Items from an interface collection —
BEGIN
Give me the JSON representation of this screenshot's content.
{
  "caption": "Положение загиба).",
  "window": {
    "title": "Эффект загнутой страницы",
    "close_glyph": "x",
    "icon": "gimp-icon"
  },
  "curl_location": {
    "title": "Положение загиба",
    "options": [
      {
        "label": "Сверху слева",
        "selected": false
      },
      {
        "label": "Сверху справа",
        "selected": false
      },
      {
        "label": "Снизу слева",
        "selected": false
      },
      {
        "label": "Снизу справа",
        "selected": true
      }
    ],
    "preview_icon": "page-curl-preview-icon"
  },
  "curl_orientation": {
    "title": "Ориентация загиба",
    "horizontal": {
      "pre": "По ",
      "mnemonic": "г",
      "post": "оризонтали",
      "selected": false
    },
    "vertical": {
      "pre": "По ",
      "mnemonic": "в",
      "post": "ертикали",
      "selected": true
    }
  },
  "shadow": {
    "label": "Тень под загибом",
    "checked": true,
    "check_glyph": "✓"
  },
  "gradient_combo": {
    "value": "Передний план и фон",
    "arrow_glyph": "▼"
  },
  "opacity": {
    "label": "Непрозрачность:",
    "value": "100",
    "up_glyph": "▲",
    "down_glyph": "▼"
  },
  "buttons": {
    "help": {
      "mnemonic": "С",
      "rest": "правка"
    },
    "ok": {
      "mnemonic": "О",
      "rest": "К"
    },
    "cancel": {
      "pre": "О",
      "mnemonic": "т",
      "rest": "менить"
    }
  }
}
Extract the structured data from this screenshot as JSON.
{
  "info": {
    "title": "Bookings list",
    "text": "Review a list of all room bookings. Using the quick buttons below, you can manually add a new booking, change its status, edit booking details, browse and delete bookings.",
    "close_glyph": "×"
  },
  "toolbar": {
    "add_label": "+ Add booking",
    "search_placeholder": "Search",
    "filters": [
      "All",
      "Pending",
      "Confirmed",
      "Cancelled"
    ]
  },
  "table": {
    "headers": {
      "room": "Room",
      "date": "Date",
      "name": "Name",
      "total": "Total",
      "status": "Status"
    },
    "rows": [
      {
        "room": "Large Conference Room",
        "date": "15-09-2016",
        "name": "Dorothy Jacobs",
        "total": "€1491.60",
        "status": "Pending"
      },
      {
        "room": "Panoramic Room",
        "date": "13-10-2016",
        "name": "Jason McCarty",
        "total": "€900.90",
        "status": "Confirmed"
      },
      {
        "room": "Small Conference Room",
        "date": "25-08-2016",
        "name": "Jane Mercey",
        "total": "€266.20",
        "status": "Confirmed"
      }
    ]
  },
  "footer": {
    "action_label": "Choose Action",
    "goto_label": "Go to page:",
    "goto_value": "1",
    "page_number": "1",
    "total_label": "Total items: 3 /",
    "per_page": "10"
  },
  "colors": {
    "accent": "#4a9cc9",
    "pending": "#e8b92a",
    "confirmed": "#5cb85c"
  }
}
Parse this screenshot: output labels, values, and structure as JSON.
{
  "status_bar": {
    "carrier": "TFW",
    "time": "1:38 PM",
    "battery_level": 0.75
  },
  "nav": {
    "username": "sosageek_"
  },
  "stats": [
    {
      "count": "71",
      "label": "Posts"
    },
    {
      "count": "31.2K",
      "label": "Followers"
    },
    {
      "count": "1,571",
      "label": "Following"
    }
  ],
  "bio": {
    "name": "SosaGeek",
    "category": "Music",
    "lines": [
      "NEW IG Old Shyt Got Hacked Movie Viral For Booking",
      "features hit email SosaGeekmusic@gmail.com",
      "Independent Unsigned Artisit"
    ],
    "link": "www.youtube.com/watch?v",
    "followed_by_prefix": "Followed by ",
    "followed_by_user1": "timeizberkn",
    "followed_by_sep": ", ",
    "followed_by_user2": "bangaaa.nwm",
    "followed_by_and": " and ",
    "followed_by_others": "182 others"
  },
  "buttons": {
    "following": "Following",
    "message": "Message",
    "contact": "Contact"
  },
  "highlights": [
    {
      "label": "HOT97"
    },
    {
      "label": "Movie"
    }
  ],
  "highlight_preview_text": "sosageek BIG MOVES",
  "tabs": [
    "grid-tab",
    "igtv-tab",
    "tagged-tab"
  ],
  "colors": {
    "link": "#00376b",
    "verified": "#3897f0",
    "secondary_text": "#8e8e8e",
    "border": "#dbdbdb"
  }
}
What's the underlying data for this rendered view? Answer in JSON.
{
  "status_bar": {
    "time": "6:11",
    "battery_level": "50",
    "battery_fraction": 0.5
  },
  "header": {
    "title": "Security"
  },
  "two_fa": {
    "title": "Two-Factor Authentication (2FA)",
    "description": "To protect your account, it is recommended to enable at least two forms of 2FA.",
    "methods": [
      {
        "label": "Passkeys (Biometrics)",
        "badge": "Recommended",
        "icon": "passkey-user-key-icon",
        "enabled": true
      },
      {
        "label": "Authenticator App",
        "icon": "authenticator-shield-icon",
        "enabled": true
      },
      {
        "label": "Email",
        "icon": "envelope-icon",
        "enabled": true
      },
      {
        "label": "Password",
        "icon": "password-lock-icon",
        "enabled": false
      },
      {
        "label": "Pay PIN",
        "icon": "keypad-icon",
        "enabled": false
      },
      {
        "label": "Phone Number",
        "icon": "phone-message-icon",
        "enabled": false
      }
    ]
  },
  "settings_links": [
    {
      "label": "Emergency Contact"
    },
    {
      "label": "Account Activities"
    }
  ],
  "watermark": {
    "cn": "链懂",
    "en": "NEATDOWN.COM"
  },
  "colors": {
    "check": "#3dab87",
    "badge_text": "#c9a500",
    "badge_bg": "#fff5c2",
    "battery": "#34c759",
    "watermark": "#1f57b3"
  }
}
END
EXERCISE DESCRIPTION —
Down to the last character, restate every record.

WRITTEN RESPONSE —
Give me the JSON representation of this screenshot's content.
{
  "caption": "Положение загиба).",
  "window": {
    "title": "Эффект загнутой страницы",
    "close_glyph": "x",
    "icon": "gimp-icon"
  },
  "curl_location": {
    "title": "Положение загиба",
    "options": [
      {
        "label": "Сверху слева",
        "selected": false
      },
      {
        "label": "Сверху справа",
        "selected": false
      },
      {
        "label": "Снизу слева",
        "selected": false
      },
      {
        "label": "Снизу справа",
        "selected": true
      }
    ],
    "preview_icon": "page-curl-preview-icon"
  },
  "curl_orientation": {
    "title": "Ориентация загиба",
    "horizontal": {
      "pre": "По ",
      "mnemonic": "г",
      "post": "оризонтали",
      "selected": false
    },
    "vertical": {
      "pre": "По ",
      "mnemonic": "в",
      "post": "ертикали",
      "selected": true
    }
  },
  "shadow": {
    "label": "Тень под загибом",
    "checked": true,
    "check_glyph": "✓"
  },
  "gradient_combo": {
    "value": "Передний план и фон",
    "arrow_glyph": "▼"
  },
  "opacity": {
    "label": "Непрозрачность:",
    "value": "100",
    "up_glyph": "▲",
    "down_glyph": "▼"
  },
  "buttons": {
    "help": {
      "mnemonic": "С",
      "rest": "правка"
    },
    "ok": {
      "mnemonic": "О",
      "rest": "К"
    },
    "cancel": {
      "pre": "О",
      "mnemonic": "т",
      "rest": "менить"
    }
  }
}
Extract the structured data from this screenshot as JSON.
{
  "info": {
    "title": "Bookings list",
    "text": "Review a list of all room bookings. Using the quick buttons below, you can manually add a new booking, change its status, edit booking details, browse and delete bookings.",
    "close_glyph": "×"
  },
  "toolbar": {
    "add_label": "+ Add booking",
    "search_placeholder": "Search",
    "filters": [
      "All",
      "Pending",
      "Confirmed",
      "Cancelled"
    ]
  },
  "table": {
    "headers": {
      "room": "Room",
      "date": "Date",
      "name": "Name",
      "total": "Total",
      "status": "Status"
    },
    "rows": [
      {
        "room": "Large Conference Room",
        "date": "15-09-2016",
        "name": "Dorothy Jacobs",
        "total": "€1491.60",
        "status": "Pending"
      },
      {
        "room": "Panoramic Room",
        "date": "13-10-2016",
        "name": "Jason McCarty",
        "total": "€900.90",
        "status": "Confirmed"
      },
      {
        "room": "Small Conference Room",
        "date": "25-08-2016",
        "name": "Jane Mercey",
        "total": "€266.20",
        "status": "Confirmed"
      }
    ]
  },
  "footer": {
    "action_label": "Choose Action",
    "goto_label": "Go to page:",
    "goto_value": "1",
    "page_number": "1",
    "total_label": "Total items: 3 /",
    "per_page": "10"
  },
  "colors": {
    "accent": "#4a9cc9",
    "pending": "#e8b92a",
    "confirmed": "#5cb85c"
  }
}
Parse this screenshot: output labels, values, and structure as JSON.
{
  "status_bar": {
    "carrier": "TFW",
    "time": "1:38 PM",
    "battery_level": 0.75
  },
  "nav": {
    "username": "sosageek_"
  },
  "stats": [
    {
      "count": "71",
      "label": "Posts"
    },
    {
      "count": "31.2K",
      "label": "Followers"
    },
    {
      "count": "1,571",
      "label": "Following"
    }
  ],
  "bio": {
    "name": "SosaGeek",
    "category": "Music",
    "lines": [
      "NEW IG Old Shyt Got Hacked Movie Viral For Booking",
      "features hit email SosaGeekmusic@gmail.com",
      "Independent Unsigned Artisit"
    ],
    "link": "www.youtube.com/watch?v",
    "followed_by_prefix": "Followed by ",
    "followed_by_user1": "timeizberkn",
    "followed_by_sep": ", ",
    "followed_by_user2": "bangaaa.nwm",
    "followed_by_and": " and ",
    "followed_by_others": "182 others"
  },
  "buttons": {
    "following": "Following",
    "message": "Message",
    "contact": "Contact"
  },
  "highlights": [
    {
      "label": "HOT97"
    },
    {
      "label": "Movie"
    }
  ],
  "highlight_preview_text": "sosageek BIG MOVES",
  "tabs": [
    "grid-tab",
    "igtv-tab",
    "tagged-tab"
  ],
  "colors": {
    "link": "#00376b",
    "verified": "#3897f0",
    "secondary_text": "#8e8e8e",
    "border": "#dbdbdb"
  }
}
What's the underlying data for this rendered view? Answer in JSON.
{
  "status_bar": {
    "time": "6:11",
    "battery_level": "50",
    "battery_fraction": 0.5
  },
  "header": {
    "title": "Security"
  },
  "two_fa": {
    "title": "Two-Factor Authentication (2FA)",
    "description": "To protect your account, it is recommended to enable at least two forms of 2FA.",
    "methods": [
      {
        "label": "Passkeys (Biometrics)",
        "badge": "Recommended",
        "icon": "passkey-user-key-icon",
        "enabled": true
      },
      {
        "label": "Authenticator App",
        "icon": "authenticator-shield-icon",
        "enabled": true
      },
      {
        "label": "Email",
        "icon": "envelope-icon",
        "enabled": true
      },
      {
        "label": "Password",
        "icon": "password-lock-icon",
        "enabled": false
      },
      {
        "label": "Pay PIN",
        "icon": "keypad-icon",
        "enabled": false
      },
      {
        "label": "Phone Number",
        "icon": "phone-message-icon",
        "enabled": false
      }
    ]
  },
  "settings_links": [
    {
      "label": "Emergency Contact"
    },
    {
      "label": "Account Activities"
    }
  ],
  "watermark": {
    "cn": "链懂",
    "en": "NEATDOWN.COM"
  },
  "colors": {
    "check": "#3dab87",
    "badge_text": "#c9a500",
    "badge_bg": "#fff5c2",
    "battery": "#34c759",
    "watermark": "#1f57b3"
  }
}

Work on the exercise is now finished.